Data records for software interfaces
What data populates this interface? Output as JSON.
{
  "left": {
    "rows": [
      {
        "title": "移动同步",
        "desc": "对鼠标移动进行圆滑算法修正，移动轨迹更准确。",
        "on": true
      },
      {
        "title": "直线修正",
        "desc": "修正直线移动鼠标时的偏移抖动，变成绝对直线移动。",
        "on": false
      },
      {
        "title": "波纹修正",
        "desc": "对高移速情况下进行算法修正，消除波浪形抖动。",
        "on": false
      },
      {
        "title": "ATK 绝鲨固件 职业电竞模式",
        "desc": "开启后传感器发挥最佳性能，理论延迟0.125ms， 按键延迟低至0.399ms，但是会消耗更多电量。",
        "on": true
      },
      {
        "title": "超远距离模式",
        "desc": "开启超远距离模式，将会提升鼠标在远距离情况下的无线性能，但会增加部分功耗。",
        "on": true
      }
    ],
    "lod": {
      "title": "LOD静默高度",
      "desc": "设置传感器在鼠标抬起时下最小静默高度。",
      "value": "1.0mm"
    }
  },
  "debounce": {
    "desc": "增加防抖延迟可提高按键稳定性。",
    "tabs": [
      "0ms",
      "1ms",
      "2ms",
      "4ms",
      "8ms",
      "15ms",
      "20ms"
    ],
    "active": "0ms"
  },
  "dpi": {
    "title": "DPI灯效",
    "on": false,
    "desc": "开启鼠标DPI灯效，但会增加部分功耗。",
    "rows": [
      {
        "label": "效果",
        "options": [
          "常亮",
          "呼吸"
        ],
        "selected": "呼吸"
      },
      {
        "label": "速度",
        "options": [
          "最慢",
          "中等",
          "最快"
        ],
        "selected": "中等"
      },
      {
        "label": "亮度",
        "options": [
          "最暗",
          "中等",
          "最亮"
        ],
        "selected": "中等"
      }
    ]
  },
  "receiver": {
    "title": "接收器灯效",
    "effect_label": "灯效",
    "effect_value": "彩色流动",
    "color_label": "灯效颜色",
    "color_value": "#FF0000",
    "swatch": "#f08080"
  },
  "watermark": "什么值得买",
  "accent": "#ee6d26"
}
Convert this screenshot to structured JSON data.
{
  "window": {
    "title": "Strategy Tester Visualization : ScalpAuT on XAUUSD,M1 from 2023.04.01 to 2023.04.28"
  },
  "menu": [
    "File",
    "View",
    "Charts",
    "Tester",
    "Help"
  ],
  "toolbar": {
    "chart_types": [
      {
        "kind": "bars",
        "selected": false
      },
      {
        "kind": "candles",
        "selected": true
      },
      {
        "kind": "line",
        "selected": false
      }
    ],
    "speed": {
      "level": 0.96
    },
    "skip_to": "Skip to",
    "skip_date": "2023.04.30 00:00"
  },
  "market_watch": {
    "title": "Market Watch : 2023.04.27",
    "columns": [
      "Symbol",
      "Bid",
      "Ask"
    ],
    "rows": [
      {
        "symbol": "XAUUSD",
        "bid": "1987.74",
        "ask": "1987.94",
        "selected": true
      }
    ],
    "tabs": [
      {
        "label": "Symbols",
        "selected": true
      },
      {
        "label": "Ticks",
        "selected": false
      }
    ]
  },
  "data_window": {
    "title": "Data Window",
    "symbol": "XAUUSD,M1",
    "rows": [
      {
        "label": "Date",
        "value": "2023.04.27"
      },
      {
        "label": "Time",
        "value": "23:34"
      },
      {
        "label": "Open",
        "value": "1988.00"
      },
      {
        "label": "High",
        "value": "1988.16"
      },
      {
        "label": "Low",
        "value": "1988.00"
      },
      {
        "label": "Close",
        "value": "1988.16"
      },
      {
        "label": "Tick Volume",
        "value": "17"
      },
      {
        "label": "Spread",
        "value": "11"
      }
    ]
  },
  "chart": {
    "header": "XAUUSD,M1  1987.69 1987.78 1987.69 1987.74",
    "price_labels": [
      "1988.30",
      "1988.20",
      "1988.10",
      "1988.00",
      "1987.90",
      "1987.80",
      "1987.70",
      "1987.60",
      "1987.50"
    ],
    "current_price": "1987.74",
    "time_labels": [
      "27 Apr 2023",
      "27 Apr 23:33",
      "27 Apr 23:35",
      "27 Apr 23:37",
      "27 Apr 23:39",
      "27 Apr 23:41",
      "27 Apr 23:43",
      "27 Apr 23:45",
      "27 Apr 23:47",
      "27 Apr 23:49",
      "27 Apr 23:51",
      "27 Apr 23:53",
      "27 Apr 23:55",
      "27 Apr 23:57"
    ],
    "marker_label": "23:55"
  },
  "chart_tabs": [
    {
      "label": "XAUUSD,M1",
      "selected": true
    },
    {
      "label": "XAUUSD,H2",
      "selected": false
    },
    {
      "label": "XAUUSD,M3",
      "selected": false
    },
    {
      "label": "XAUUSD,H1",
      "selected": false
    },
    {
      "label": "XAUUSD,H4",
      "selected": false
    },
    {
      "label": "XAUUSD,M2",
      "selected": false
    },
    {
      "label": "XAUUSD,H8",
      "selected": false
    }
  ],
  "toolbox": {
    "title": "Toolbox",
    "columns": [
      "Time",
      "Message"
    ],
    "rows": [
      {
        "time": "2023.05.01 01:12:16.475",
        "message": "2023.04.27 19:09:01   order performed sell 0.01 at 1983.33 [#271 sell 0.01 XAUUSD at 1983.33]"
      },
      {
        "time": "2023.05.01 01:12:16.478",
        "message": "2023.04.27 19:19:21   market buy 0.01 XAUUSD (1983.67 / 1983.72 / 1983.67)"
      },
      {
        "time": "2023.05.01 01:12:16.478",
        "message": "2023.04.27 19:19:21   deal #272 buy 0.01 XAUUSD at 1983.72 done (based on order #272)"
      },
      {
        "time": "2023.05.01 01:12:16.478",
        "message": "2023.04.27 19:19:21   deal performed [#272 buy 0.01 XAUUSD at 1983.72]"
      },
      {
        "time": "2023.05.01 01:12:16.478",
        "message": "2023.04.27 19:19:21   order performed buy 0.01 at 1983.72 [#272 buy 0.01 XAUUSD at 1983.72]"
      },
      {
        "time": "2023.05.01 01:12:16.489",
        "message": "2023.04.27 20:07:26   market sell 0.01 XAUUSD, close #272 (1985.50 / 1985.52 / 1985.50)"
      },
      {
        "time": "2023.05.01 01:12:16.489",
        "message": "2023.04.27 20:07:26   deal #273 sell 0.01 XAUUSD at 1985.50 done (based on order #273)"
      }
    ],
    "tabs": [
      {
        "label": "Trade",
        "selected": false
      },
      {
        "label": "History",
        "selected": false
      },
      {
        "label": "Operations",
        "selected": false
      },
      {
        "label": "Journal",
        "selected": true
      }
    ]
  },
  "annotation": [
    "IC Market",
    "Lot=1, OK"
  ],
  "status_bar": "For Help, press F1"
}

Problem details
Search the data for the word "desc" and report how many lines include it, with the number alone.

Your solution
8